Because the law governs use of land where a listed species is found, some landowners take steps to eliminate habitat for a species on their property so it won’t be seen there, Myers said.

“You get a regulatory stick that puts landowners at odds with habitat recovery,” he said.

A better way, he said, is to reimburse landowners for measures taken to preserve or promote habitat, he said.

“That at least takes a step toward making a landowner a partner as opposed to an opponent.”

Despite the ESA’s flaws, “it is working well in terms of bringing all the various parties together to talk and to plan accordingly,” Norberg said.

The decline of the salmon might not be reversed without it, Ruckelshaus said.

“It is an extraordinarily complex problem,” he said. “But for the ESA I doubt we would have paid the attention to it we have, and I think that is absolutely necessary for it to recover.”


New Hope For An Endangered Deer

Source: Northwest Public Radio

Washington’s Columbian white-tailed deer have struggled to survive. In fact, their population fell so much they were once thought to be extinct.

Years ago, development claimed much of the Columbian white-tailed deer’s historical habitat. Most recently, a damaged dike threatened to burst and destroy one of their remaining refuges. (The Julia Butler Hansen Refuge for the Columbian White-Tailed Deer was established specifically to protect the species.)

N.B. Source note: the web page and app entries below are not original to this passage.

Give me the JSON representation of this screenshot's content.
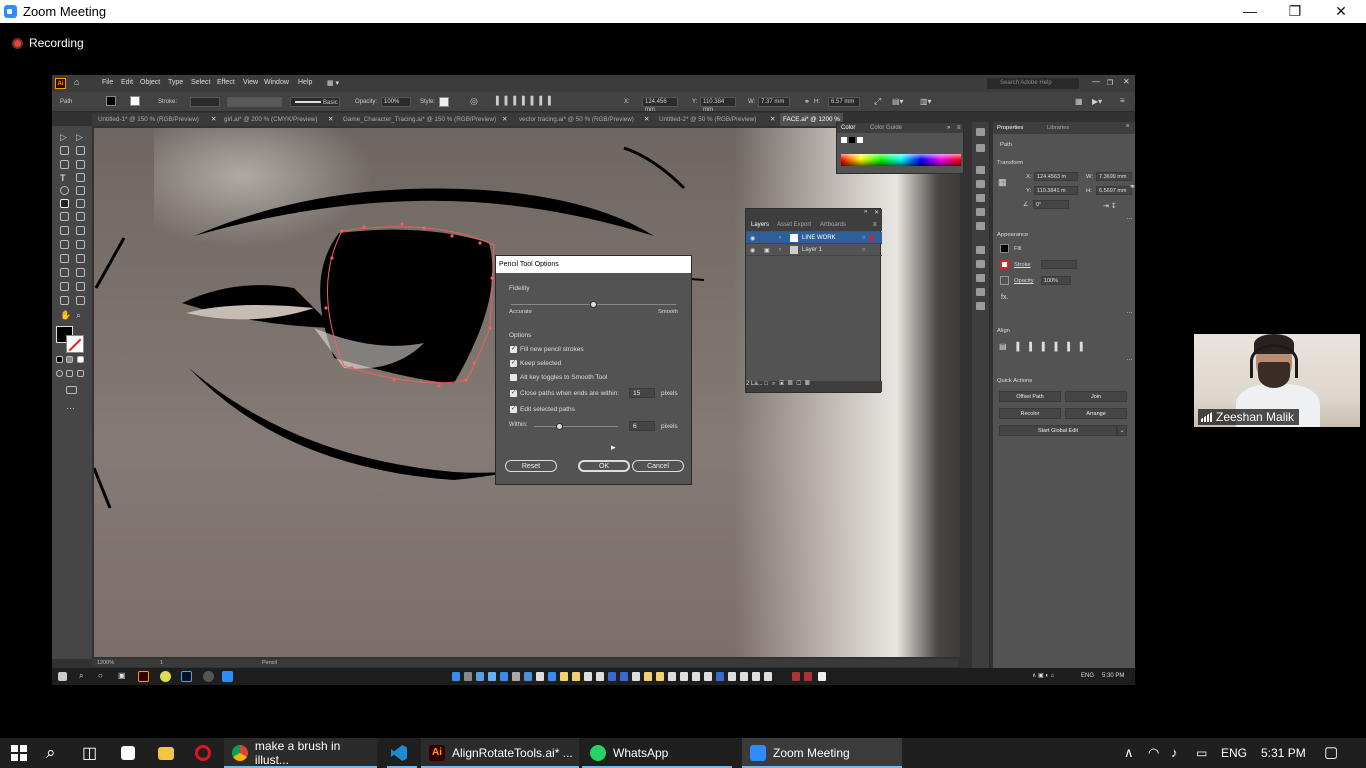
{
  "zoom": {
    "title": "Zoom Meeting",
    "recording_label": "Recording",
    "participant_name": "Zeeshan Malik"
  },
  "illustrator": {
    "menu": [
      "File",
      "Edit",
      "Object",
      "Type",
      "Select",
      "Effect",
      "View",
      "Window",
      "Help"
    ],
    "search_placeholder": "Search Adobe Help",
    "control_bar": {
      "selection_label": "Path",
      "stroke_label": "Stroke:",
      "brush_label": "Basic",
      "opacity_label": "Opacity:",
      "opacity_value": "100%",
      "style_label": "Style:",
      "x_label": "X:",
      "x_value": "124.456 mm",
      "y_label": "Y:",
      "y_value": "110.384 mm",
      "w_label": "W:",
      "w_value": "7.37 mm",
      "h_label": "H:",
      "h_value": "6.57 mm"
    },
    "doc_tabs": [
      "Untitled-1* @ 150 % (RGB/Preview)",
      "girl.ai* @ 200 % (CMYK/Preview)",
      "Game_Character_Tracing.ai* @ 150 % (RGB/Preview)",
      "vector tracing.ai* @ 50 % (RGB/Preview)",
      "Untitled-2* @ 50 % (RGB/Preview)",
      "FACE.ai* @ 1200 %"
    ],
    "color_panel": {
      "tabs": [
        "Color",
        "Color Guide"
      ]
    },
    "layers_panel": {
      "tabs": [
        "Layers",
        "Asset Export",
        "Artboards"
      ],
      "rows": [
        "LINE WORK",
        "Layer 1"
      ],
      "footer": "2 La..."
    },
    "properties_panel": {
      "tabs": [
        "Properties",
        "Libraries"
      ],
      "selection": "Path",
      "transform_title": "Transform",
      "x_label": "X:",
      "x_value": "124.4563 m",
      "y_label": "Y:",
      "y_value": "110.3841 m",
      "w_label": "W:",
      "w_value": "7.3699 mm",
      "h_label": "H:",
      "h_value": "6.5697 mm",
      "angle_value": "0°",
      "appearance_title": "Appearance",
      "fill_label": "Fill",
      "stroke_label": "Stroke",
      "opacity_label": "Opacity",
      "opacity_value": "100%",
      "align_title": "Align",
      "quick_actions_title": "Quick Actions",
      "buttons": [
        "Offset Path",
        "Join",
        "Recolor",
        "Arrange",
        "Start Global Edit"
      ]
    },
    "status_bar": {
      "zoom": "1200%",
      "artboard": "1",
      "tool": "Pencil"
    },
    "inner_clock": "5:30 PM",
    "inner_lang": "ENG",
    "pencil_dialog": {
      "title": "Pencil Tool Options",
      "fidelity_label": "Fidelity",
      "fidelity_left": "Accurate",
      "fidelity_right": "Smooth",
      "options_label": "Options",
      "checkboxes": [
        {
          "label": "Fill new pencil strokes",
          "checked": true
        },
        {
          "label": "Keep selected",
          "checked": true
        },
        {
          "label": "Alt key toggles to Smooth Tool",
          "checked": false
        },
        {
          "label": "Close paths when ends are within:",
          "checked": true
        },
        {
          "label": "Edit selected paths",
          "checked": true
        }
      ],
      "close_paths_value": "15",
      "close_paths_unit": "pixels",
      "within_label": "Within:",
      "within_value": "6",
      "within_unit": "pixels",
      "reset_label": "Reset",
      "ok_label": "OK",
      "cancel_label": "Cancel"
    }
  },
  "taskbar": {
    "items": [
      {
        "label": "make a brush in illust...",
        "icon": "chrome-icon"
      },
      {
        "label": "",
        "icon": "vscode-icon"
      },
      {
        "label": "AlignRotateTools.ai* ...",
        "icon": "illustrator-icon"
      },
      {
        "label": "WhatsApp",
        "icon": "whatsapp-icon"
      },
      {
        "label": "Zoom Meeting",
        "icon": "zoom-icon"
      }
    ],
    "lang": "ENG",
    "time": "5:31 PM"
  }
}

The U.S. Fish and Wildlife Service relocated 37 deer to the Ridgefield National Wildlife Refuge 60 miles away and brimming with prime habitat.

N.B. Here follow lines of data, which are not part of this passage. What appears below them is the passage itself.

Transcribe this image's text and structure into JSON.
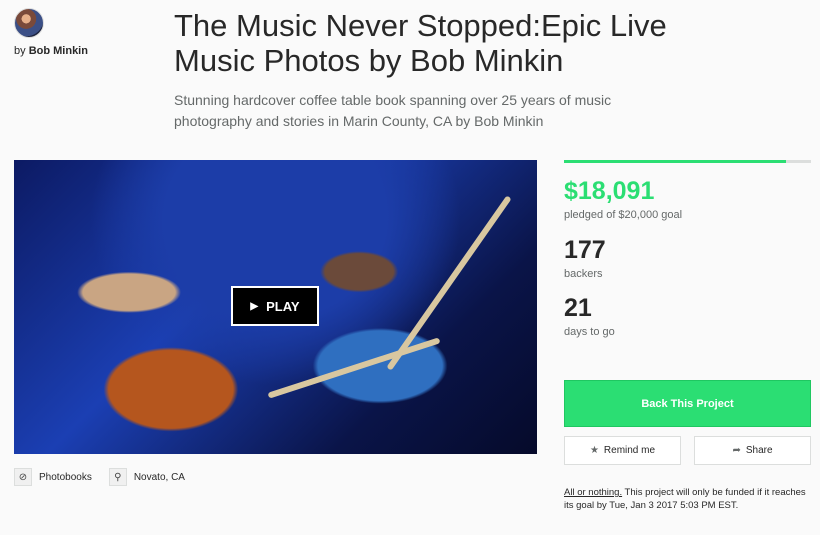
{
  "creator": {
    "by_prefix": "by",
    "name": "Bob Minkin"
  },
  "project": {
    "title": "The Music Never Stopped:Epic Live Music Photos by Bob Minkin",
    "blurb": "Stunning hardcover coffee table book spanning over 25 years of music photography and stories in Marin County, CA by Bob Minkin"
  },
  "video": {
    "play_label": "PLAY",
    "play_icon": "play-triangle-icon"
  },
  "meta": {
    "category": "Photobooks",
    "category_icon": "compass-icon",
    "location": "Novato, CA",
    "location_icon": "map-pin-icon"
  },
  "stats": {
    "progress_fraction": 0.9,
    "pledged": "$18,091",
    "pledged_label": "pledged of $20,000 goal",
    "backers": "177",
    "backers_label": "backers",
    "days": "21",
    "days_label": "days to go"
  },
  "actions": {
    "back_label": "Back This Project",
    "remind_label": "Remind me",
    "remind_icon": "star-icon",
    "share_label": "Share",
    "share_icon": "share-arrow-icon"
  },
  "funding": {
    "link_text": "All or nothing.",
    "note": " This project will only be funded if it reaches its goal by Tue, Jan 3 2017 5:03 PM EST."
  },
  "colors": {
    "accent": "#2bde73",
    "text": "#282828",
    "muted": "#656969"
  }
}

Now, those efforts are paying off.

In its five-year review of the deer, the service is recommending the Columbian white-tailed deer be downgraded from an endangered species to a threatened one.

That’s one step closer – in a long series of steps – to removing the deer from the endangered species list. However, the recommendation is only that, a recommendation, which is not always taken.

But biologists are pretty confident that the Columbian white-tailed deer will one day be fully recovered.

“Finally after 40 years, with this particular population segment in the Columbia River, we really are on the right track. Things are going to move quickly from here,” said Rebecca Toland, a wildlife biologist with the service.

Ten years ago, the service removed another Columbian white-tailed deer population in Oregon from the endangered species list. Biologists say that shows, given the right conditions, the Columbian white-tailed deer can make their way off the list.

“There’s a precedence for recovering and reclassifying and, ultimately, delisting under the endangered species act. But particularly for this species. There is a track record of the service doing that when warranted,” said Chris Allen, fisheries biologist with the service.

If Washington’s population is downgraded to a threatened species, the doors are opened up for more biologists and wildlife managers to work to protect the deer. Under federal law, there are many research restrictions when a species is classified as endangered. The threatened classification loosens those restrictions.

The service had several specific goals for the Columbian white-tailed deer to meet:

  • A minimum of 400 deer across the Columbia River population;
  • Three groups of at least 50 deer living in three different locations;
  • Two of those three groups had to be on protected, secure habitat.

Now, Toland said, biologists can put a check mark next to each of those items.

After biologists moved deer away from the eroding dike in southwestern Washington, the new Ridgefield population has begun to flourish, Toland said. Biologists have spotted two fawns at the refuge.

“They’re taking to the habitat,” Toland said. “It’s supporting them, and they’re finding enough cover and forage, and the things that they need in their new home. It’s always a challenge moving species to a completely new environment that they’re not familiar with.”

The dike near the Julia Butler Hansen Refuge is also being repaired. A one-mile setback dike was built this fall to prevent the refuge from flooding if the dike were to burst. Parts of the old dike will be removed next year, which will restore tidal connection and fish access to the refuge.

The service will likely decide whether to accept this recommendation in 2014. If the downgrade is officially proposed the public will then be able to comment.